Could you return the full listing, every line exactly as given?

SOURCE MATERIAL:
================================
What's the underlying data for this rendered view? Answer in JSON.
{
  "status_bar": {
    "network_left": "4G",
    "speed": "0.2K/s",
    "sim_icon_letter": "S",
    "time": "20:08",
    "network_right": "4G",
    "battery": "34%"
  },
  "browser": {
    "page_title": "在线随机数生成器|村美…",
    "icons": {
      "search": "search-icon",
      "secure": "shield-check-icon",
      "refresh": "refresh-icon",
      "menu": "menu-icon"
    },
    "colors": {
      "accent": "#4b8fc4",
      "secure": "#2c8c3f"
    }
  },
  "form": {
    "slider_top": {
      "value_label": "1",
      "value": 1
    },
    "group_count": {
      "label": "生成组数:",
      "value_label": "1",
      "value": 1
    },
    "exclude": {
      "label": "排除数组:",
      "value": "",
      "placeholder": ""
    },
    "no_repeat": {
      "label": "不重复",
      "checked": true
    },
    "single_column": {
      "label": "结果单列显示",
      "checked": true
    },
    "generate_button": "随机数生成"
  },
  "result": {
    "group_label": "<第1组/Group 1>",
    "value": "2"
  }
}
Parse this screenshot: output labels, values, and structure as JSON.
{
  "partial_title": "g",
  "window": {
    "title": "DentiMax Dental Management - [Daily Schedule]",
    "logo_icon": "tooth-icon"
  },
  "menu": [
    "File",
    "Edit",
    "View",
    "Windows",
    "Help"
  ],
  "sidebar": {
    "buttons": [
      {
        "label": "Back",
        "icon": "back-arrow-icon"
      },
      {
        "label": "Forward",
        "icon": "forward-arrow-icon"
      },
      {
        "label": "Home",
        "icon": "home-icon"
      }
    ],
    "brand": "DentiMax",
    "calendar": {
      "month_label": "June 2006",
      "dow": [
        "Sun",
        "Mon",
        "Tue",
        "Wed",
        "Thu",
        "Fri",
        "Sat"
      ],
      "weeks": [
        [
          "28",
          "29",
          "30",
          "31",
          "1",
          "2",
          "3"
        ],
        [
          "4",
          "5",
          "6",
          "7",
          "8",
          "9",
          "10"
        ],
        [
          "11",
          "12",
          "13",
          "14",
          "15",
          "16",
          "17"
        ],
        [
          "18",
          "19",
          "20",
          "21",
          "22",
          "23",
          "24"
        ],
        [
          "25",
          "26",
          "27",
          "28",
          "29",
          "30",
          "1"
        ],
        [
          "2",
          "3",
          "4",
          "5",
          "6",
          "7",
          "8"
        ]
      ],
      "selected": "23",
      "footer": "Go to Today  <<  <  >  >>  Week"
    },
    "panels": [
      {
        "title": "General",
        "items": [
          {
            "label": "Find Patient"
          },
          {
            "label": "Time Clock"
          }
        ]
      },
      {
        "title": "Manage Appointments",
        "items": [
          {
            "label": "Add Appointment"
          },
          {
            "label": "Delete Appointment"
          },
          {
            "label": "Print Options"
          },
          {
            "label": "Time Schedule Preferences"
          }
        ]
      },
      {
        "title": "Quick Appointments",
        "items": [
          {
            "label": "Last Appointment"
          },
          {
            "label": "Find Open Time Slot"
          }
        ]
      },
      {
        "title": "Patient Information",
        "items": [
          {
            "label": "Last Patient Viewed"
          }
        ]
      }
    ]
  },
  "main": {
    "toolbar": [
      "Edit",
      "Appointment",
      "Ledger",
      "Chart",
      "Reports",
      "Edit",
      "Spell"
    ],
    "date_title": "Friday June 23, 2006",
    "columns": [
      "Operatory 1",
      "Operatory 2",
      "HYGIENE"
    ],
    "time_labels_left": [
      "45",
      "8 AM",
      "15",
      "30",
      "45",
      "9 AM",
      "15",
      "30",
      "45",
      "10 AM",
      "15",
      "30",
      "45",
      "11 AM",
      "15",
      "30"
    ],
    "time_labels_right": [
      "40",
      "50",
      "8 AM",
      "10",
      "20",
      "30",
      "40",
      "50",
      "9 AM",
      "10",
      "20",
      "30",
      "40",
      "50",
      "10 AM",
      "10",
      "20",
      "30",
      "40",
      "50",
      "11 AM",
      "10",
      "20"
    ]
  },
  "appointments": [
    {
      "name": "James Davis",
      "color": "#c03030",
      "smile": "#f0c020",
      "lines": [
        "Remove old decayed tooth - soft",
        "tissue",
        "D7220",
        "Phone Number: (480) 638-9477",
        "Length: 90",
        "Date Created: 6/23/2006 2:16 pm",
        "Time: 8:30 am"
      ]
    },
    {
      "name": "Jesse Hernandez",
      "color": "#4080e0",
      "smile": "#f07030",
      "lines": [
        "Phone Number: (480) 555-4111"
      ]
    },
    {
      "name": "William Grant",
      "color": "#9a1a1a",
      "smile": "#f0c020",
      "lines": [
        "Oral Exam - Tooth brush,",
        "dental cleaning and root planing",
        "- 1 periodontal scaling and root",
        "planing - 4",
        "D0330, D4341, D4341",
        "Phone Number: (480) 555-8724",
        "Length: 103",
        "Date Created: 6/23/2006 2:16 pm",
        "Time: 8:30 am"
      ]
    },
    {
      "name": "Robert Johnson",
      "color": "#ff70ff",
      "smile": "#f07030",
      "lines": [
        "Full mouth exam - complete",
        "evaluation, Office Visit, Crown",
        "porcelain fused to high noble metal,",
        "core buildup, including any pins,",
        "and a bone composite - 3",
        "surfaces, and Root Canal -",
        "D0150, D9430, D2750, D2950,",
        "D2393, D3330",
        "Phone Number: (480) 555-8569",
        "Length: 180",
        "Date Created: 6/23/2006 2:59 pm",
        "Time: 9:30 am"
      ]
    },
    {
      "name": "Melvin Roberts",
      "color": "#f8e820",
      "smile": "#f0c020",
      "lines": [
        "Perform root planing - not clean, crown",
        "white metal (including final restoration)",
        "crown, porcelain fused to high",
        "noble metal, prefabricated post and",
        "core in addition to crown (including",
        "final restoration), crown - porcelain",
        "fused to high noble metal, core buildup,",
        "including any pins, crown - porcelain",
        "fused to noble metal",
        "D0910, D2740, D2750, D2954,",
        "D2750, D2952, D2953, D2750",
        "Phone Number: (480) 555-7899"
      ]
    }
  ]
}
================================
PROBLEM SOLUTION:
What's the underlying data for this rendered view? Answer in JSON.
{
  "status_bar": {
    "network_left": "4G",
    "speed": "0.2K/s",
    "sim_icon_letter": "S",
    "time": "20:08",
    "network_right": "4G",
    "battery": "34%"
  },
  "browser": {
    "page_title": "在线随机数生成器|村美…",
    "icons": {
      "search": "search-icon",
      "secure": "shield-check-icon",
      "refresh": "refresh-icon",
      "menu": "menu-icon"
    },
    "colors": {
      "accent": "#4b8fc4",
      "secure": "#2c8c3f"
    }
  },
  "form": {
    "slider_top": {
      "value_label": "1",
      "value": 1
    },
    "group_count": {
      "label": "生成组数:",
      "value_label": "1",
      "value": 1
    },
    "exclude": {
      "label": "排除数组:",
      "value": "",
      "placeholder": ""
    },
    "no_repeat": {
      "label": "不重复",
      "checked": true
    },
    "single_column": {
      "label": "结果单列显示",
      "checked": true
    },
    "generate_button": "随机数生成"
  },
  "result": {
    "group_label": "<第1组/Group 1>",
    "value": "2"
  }
}
Parse this screenshot: output labels, values, and structure as JSON.
{
  "partial_title": "g",
  "window": {
    "title": "DentiMax Dental Management - [Daily Schedule]",
    "logo_icon": "tooth-icon"
  },
  "menu": [
    "File",
    "Edit",
    "View",
    "Windows",
    "Help"
  ],
  "sidebar": {
    "buttons": [
      {
        "label": "Back",
        "icon": "back-arrow-icon"
      },
      {
        "label": "Forward",
        "icon": "forward-arrow-icon"
      },
      {
        "label": "Home",
        "icon": "home-icon"
      }
    ],
    "brand": "DentiMax",
    "calendar": {
      "month_label": "June 2006",
      "dow": [
        "Sun",
        "Mon",
        "Tue",
        "Wed",
        "Thu",
        "Fri",
        "Sat"
      ],
      "weeks": [
        [
          "28",
          "29",
          "30",
          "31",
          "1",
          "2",
          "3"
        ],
        [
          "4",
          "5",
          "6",
          "7",
          "8",
          "9",
          "10"
        ],
        [
          "11",
          "12",
          "13",
          "14",
          "15",
          "16",
          "17"
        ],
        [
          "18",
          "19",
          "20",
          "21",
          "22",
          "23",
          "24"
        ],
        [
          "25",
          "26",
          "27",
          "28",
          "29",
          "30",
          "1"
        ],
        [
          "2",
          "3",
          "4",
          "5",
          "6",
          "7",
          "8"
        ]
      ],
      "selected": "23",
      "footer": "Go to Today  <<  <  >  >>  Week"
    },
    "panels": [
      {
        "title": "General",
        "items": [
          {
            "label": "Find Patient"
          },
          {
            "label": "Time Clock"
          }
        ]
      },
      {
        "title": "Manage Appointments",
        "items": [
          {
            "label": "Add Appointment"
          },
          {
            "label": "Delete Appointment"
          },
          {
            "label": "Print Options"
          },
          {
            "label": "Time Schedule Preferences"
          }
        ]
      },
      {
        "title": "Quick Appointments",
        "items": [
          {
            "label": "Last Appointment"
          },
          {
            "label": "Find Open Time Slot"
          }
        ]
      },
      {
        "title": "Patient Information",
        "items": [
          {
            "label": "Last Patient Viewed"
          }
        ]
      }
    ]
  },
  "main": {
    "toolbar": [
      "Edit",
      "Appointment",
      "Ledger",
      "Chart",
      "Reports",
      "Edit",
      "Spell"
    ],
    "date_title": "Friday June 23, 2006",
    "columns": [
      "Operatory 1",
      "Operatory 2",
      "HYGIENE"
    ],
    "time_labels_left": [
      "45",
      "8 AM",
      "15",
      "30",
      "45",
      "9 AM",
      "15",
      "30",
      "45",
      "10 AM",
      "15",
      "30",
      "45",
      "11 AM",
      "15",
      "30"
    ],
    "time_labels_right": [
      "40",
      "50",
      "8 AM",
      "10",
      "20",
      "30",
      "40",
      "50",
      "9 AM",
      "10",
      "20",
      "30",
      "40",
      "50",
      "10 AM",
      "10",
      "20",
      "30",
      "40",
      "50",
      "11 AM",
      "10",
      "20"
    ]
  },
  "appointments": [
    {
      "name": "James Davis",
      "color": "#c03030",
      "smile": "#f0c020",
      "lines": [
        "Remove old decayed tooth - soft",
        "tissue",
        "D7220",
        "Phone Number: (480) 638-9477",
        "Length: 90",
        "Date Created: 6/23/2006 2:16 pm",
        "Time: 8:30 am"
      ]
    },
    {
      "name": "Jesse Hernandez",
      "color": "#4080e0",
      "smile": "#f07030",
      "lines": [
        "Phone Number: (480) 555-4111"
      ]
    },
    {
      "name": "William Grant",
      "color": "#9a1a1a",
      "smile": "#f0c020",
      "lines": [
        "Oral Exam - Tooth brush,",
        "dental cleaning and root planing",
        "- 1 periodontal scaling and root",
        "planing - 4",
        "D0330, D4341, D4341",
        "Phone Number: (480) 555-8724",
        "Length: 103",
        "Date Created: 6/23/2006 2:16 pm",
        "Time: 8:30 am"
      ]
    },
    {
      "name": "Robert Johnson",
      "color": "#ff70ff",
      "smile": "#f07030",
      "lines": [
        "Full mouth exam - complete",
        "evaluation, Office Visit, Crown",
        "porcelain fused to high noble metal,",
        "core buildup, including any pins,",
        "and a bone composite - 3",
        "surfaces, and Root Canal -",
        "D0150, D9430, D2750, D2950,",
        "D2393, D3330",
        "Phone Number: (480) 555-8569",
        "Length: 180",
        "Date Created: 6/23/2006 2:59 pm",
        "Time: 9:30 am"
      ]
    },
    {
      "name": "Melvin Roberts",
      "color": "#f8e820",
      "smile": "#f0c020",
      "lines": [
        "Perform root planing - not clean, crown",
        "white metal (including final restoration)",
        "crown, porcelain fused to high",
        "noble metal, prefabricated post and",
        "core in addition to crown (including",
        "final restoration), crown - porcelain",
        "fused to high noble metal, core buildup,",
        "including any pins, crown - porcelain",
        "fused to noble metal",
        "D0910, D2740, D2750, D2954,",
        "D2750, D2952, D2953, D2750",
        "Phone Number: (480) 555-7899"
      ]
    }
  ]
}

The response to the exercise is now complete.